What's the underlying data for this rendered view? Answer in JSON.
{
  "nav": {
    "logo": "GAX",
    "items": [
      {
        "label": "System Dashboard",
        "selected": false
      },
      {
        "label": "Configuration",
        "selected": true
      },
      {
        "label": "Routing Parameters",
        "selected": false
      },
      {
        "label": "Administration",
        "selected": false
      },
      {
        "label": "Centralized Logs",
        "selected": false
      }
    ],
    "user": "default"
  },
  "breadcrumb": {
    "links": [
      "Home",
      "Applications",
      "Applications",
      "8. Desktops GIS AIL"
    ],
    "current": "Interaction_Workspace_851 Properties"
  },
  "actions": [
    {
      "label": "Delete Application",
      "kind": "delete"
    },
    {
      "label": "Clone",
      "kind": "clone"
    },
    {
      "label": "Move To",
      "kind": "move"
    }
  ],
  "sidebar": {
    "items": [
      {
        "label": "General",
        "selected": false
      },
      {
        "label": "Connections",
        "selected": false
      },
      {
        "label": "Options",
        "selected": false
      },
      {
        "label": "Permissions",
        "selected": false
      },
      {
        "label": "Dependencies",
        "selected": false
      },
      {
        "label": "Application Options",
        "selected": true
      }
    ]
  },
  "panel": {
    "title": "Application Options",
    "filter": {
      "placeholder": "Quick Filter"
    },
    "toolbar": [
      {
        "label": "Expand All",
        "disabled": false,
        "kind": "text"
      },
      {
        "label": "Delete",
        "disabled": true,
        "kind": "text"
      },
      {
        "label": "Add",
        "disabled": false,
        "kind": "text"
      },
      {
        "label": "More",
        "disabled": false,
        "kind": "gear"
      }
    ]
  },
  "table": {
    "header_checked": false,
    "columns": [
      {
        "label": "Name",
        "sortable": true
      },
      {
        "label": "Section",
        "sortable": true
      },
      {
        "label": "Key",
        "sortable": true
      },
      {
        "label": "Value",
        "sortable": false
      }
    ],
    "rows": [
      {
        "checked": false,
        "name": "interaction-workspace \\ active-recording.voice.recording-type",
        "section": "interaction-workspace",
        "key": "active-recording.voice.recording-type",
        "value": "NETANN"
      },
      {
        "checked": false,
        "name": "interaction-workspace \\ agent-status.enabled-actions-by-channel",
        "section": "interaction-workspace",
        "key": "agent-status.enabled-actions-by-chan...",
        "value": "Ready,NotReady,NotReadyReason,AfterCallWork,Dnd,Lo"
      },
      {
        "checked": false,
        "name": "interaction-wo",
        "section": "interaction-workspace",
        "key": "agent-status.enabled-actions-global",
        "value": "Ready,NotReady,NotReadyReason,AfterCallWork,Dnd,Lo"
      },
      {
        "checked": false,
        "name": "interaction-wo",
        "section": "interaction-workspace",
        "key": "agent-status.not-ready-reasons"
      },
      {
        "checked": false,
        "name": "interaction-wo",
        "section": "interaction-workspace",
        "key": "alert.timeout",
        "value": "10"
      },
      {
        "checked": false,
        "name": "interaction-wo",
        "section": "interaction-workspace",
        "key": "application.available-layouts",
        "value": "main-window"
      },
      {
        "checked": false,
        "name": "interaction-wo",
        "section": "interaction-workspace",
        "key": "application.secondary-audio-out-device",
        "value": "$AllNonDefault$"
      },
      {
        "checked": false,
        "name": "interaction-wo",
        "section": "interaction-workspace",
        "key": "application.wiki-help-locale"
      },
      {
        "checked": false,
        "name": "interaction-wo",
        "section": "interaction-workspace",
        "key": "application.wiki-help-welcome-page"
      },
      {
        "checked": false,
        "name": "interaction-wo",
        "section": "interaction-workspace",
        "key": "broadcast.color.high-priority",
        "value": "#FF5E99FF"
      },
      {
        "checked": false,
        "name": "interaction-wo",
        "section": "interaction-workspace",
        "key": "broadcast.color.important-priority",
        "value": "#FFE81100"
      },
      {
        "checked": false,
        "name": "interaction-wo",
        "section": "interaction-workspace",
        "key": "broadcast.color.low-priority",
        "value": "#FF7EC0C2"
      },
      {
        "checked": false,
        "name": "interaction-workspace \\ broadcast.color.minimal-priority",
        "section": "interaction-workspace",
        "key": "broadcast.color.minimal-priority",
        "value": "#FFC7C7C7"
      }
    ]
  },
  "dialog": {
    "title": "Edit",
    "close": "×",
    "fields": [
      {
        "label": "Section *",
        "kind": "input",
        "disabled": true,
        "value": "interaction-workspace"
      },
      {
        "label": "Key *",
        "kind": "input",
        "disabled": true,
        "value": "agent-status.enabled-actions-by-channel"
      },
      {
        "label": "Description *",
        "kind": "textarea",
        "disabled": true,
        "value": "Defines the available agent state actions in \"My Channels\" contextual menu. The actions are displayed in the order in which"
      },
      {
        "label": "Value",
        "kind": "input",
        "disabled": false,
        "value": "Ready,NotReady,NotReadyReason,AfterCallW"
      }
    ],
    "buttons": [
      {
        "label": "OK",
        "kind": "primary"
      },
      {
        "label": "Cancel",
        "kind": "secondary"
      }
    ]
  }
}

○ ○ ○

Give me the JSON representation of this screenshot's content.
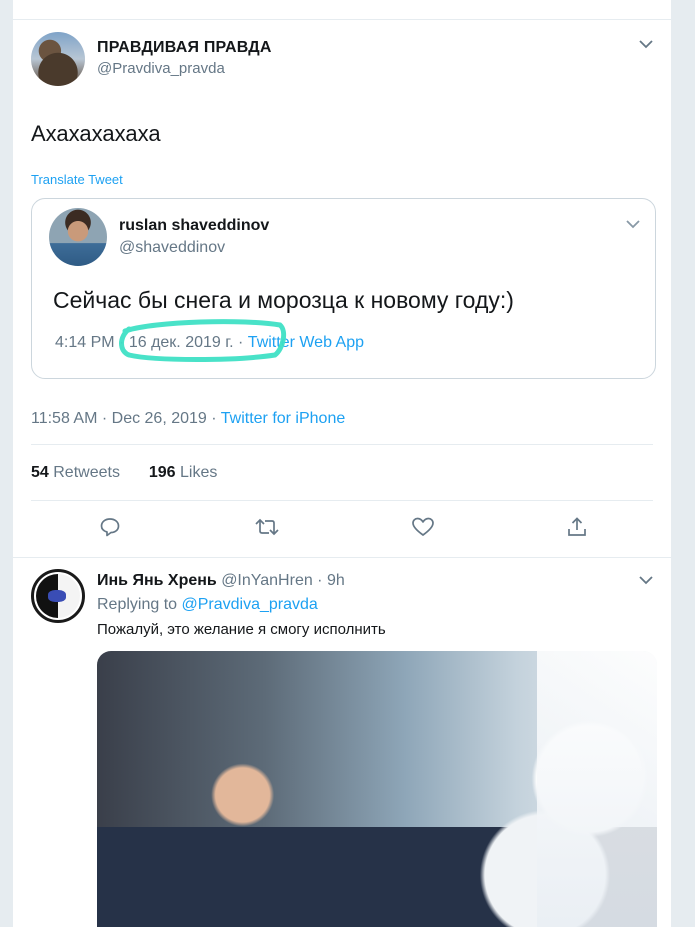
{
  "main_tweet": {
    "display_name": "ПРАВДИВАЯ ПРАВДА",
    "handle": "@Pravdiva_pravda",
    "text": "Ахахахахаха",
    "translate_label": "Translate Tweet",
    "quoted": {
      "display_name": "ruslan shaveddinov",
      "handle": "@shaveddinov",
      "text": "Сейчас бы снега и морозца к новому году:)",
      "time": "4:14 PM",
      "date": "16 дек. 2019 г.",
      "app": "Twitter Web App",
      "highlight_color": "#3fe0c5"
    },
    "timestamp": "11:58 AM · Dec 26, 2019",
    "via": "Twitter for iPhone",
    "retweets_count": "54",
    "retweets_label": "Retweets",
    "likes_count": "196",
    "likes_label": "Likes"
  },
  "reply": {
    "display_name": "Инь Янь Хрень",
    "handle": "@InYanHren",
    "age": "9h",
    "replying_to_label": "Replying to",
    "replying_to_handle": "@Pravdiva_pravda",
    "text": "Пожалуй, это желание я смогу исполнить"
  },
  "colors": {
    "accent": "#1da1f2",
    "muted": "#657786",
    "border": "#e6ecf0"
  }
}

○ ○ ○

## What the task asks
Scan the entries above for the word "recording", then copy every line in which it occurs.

## Answer section
        "name": "interaction-workspace \\ active-recording.voice.recording-type",
        "key": "active-recording.voice.recording-type",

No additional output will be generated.